- Iowa Republican senator Joni Ernst introduces a bill called "Why Does the IRS Have Guns Act" to prohibit the IRS from buying weapons and ammunition with taxpayer money.
- The bill aims to transfer existing guns and ammo to be auctioned off to federal firearms license owners in order to reduce the federal deficit.
- The IRS reportedly spent $10 million on weaponry and gear, including rifles, shotguns, ammunition, and body armor since the start of the pandemic.
- The bill also proposes relocating the IRS criminal investigation division within the justice department.
- The Biden Administration's expansion of the IRS has raised concerns about further weaponization of the agency against American citizens and small businesses.
- The bill's passage is uncertain, as it would need to pass both the House and the Senate, and potentially face a veto from President Biden.
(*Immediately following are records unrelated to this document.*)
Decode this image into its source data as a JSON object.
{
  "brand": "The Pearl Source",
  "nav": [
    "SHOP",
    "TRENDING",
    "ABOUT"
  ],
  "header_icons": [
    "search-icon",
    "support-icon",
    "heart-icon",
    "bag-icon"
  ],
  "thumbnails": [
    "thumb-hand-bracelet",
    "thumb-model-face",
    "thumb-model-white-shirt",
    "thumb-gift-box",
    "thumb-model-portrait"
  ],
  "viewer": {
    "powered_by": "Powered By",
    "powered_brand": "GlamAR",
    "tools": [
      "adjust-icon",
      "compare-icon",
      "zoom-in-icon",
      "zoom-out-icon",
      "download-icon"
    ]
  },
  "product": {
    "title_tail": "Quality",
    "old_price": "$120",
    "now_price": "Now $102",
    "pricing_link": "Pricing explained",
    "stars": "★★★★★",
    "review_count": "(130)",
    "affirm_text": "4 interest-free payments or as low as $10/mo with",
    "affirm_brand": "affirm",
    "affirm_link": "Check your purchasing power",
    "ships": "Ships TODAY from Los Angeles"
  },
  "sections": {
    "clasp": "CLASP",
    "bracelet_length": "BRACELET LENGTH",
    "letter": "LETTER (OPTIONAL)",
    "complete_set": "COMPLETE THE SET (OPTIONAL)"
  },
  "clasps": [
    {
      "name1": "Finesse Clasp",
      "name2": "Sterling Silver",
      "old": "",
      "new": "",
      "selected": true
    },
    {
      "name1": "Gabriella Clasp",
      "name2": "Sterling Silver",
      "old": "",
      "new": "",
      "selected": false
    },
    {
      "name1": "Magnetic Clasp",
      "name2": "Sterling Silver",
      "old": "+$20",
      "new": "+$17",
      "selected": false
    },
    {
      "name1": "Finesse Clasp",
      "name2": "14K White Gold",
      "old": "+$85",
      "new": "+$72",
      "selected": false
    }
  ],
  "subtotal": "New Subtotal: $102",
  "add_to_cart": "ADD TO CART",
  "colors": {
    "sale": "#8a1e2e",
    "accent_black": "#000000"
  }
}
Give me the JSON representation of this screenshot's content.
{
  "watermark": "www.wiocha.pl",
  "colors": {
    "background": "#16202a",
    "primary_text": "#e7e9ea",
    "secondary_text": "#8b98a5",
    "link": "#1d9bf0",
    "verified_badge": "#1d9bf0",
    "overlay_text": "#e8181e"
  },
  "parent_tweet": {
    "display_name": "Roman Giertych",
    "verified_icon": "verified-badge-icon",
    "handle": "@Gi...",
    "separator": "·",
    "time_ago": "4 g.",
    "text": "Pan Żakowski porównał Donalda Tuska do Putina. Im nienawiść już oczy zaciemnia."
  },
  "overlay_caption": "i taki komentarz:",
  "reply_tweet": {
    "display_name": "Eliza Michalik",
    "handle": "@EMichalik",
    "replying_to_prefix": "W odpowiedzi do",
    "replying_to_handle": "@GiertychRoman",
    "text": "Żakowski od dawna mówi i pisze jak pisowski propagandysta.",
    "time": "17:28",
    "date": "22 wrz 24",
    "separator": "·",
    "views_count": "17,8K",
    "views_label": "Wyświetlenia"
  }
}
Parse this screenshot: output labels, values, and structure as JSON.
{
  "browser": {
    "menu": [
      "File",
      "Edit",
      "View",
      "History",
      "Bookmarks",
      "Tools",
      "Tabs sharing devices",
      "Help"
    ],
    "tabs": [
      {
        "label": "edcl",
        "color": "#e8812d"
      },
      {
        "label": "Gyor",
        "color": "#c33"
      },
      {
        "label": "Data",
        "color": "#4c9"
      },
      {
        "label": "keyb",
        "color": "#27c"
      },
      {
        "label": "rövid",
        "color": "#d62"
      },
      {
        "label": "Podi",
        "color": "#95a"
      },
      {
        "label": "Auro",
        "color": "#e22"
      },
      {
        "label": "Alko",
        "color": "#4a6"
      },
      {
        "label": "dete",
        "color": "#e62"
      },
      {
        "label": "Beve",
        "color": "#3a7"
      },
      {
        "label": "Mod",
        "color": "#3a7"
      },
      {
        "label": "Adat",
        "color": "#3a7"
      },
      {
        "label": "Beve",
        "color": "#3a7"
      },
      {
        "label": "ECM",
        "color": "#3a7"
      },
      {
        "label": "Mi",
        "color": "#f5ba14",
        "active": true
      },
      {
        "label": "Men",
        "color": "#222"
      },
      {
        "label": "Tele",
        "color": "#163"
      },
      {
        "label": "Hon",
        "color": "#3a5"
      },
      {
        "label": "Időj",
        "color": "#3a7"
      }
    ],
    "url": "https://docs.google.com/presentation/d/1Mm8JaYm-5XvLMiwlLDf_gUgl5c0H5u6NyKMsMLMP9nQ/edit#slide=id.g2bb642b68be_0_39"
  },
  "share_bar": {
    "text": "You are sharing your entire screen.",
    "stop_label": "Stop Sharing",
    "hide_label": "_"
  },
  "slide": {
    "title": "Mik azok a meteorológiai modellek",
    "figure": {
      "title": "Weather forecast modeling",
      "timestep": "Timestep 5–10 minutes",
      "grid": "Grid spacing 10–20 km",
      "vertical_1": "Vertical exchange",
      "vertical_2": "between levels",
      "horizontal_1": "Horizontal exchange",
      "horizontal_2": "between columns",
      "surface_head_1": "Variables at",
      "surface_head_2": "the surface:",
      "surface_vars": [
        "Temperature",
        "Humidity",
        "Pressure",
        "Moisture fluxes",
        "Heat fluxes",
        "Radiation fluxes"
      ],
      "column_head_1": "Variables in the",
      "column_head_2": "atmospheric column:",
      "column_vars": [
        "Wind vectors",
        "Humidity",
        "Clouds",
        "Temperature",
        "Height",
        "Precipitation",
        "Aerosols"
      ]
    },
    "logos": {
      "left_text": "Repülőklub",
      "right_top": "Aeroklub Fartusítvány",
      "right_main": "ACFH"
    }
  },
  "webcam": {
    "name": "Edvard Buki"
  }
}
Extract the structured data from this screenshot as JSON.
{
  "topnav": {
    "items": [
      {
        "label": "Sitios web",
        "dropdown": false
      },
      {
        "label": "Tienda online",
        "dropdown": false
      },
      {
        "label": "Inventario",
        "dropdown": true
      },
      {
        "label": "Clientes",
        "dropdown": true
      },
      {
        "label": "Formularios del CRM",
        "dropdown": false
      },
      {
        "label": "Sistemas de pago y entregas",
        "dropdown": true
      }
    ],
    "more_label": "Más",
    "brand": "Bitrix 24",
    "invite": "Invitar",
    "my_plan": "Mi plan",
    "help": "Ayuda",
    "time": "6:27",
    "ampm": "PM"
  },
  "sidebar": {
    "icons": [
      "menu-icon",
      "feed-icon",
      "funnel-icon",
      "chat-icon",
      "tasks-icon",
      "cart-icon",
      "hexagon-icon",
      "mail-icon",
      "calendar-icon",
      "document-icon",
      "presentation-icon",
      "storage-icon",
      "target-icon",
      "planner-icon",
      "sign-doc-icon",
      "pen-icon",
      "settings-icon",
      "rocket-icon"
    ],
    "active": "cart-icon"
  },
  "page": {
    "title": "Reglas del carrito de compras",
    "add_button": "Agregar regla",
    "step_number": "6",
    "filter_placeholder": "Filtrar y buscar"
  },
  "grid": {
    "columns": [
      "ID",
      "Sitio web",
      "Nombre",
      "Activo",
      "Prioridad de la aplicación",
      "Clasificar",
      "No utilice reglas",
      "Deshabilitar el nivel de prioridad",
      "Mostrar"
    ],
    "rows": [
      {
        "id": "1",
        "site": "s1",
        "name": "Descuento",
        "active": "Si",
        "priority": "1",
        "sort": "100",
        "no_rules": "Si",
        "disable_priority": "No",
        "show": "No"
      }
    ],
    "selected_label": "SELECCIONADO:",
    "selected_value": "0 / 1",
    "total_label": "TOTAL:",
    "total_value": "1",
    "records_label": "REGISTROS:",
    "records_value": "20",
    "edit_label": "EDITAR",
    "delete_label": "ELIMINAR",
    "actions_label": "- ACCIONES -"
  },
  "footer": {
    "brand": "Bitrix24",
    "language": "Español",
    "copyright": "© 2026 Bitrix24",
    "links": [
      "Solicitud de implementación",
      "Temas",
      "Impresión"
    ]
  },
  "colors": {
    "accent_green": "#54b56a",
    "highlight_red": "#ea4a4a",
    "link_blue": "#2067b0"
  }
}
Iowa Republican senator Joni Ernst has introduced a bill known as the "Why Does the IRS Have Guns Act" that seeks to prohibit the Internal Revenue Service (IRS) from arming its agents with taxpayer money. The proposed legislation has raised important questions about the role and function of the IRS, and the potential weaponization of the agency.
Under the bill, the IRS would be banned from buying, receiving, or restoring guns and ammunition. Any firearms and ammo currently in their possession would be transferred to the General Services Administration for auctioning to federal firearms license owners, with the proceeds intended to support federal deficit reduction.
The motivation behind the bill stems from concerns about the increasing size of the IRS under the Biden Administration and the potential misuse of the agency's power against hard-working Americans and small businesses. Senator Ernst stated in a press release, "As the Biden Administration has worked to expand the size of the IRS, any further weaponization of this Federal agency against hard-working Americans and small businesses is a grave concern."
According to reports, the IRS has spent a significant amount of taxpayer dollars on weaponry and gear since the start of the pandemic. These purchases include $2.3 million for ammunition, $1.2 million on ballistic shields, $474,000 on Smith and Wesson rifles, $463,000 on Beretta 1301 tactical shotguns, and $243,000 on body armor vests. The agency has reportedly spent $35.2 million on guns, ammunition, and military-style equipment since 2006.
The bill also proposes the relocation of the IRS criminal investigation division within the justice department. This provision aims to address concerns about the potential misuse of the agency's powers and ensure greater accountability.
However, the passage of the bill is uncertain. It would need to pass both the House and the Senate, and potentially face a veto from President Biden. The Biden Administration has previously allocated $80 billion in funding to the IRS to boost staff over the next decade, a move that some Republicans argue is intended to target small businesses and families.
While the "Why Does the IRS Have Guns Act" presents a significant proposal to address concerns about the weaponization of the IRS, its future remains uncertain. For the bill to become law, it would require support from both chambers of Congress and potentially a change in the White House. The discussions and debates surrounding the bill will continue as lawmakers deliberate on the appropriate balance of power and resources within the IRS.
As always, public engagement and discussion on such matters are crucial to shaping the future of government agencies and ensuring accountability. The bill's introduction has sparked conversations about the role of the IRS, the use of taxpayer funds, and the potential impact on American citizens and small businesses.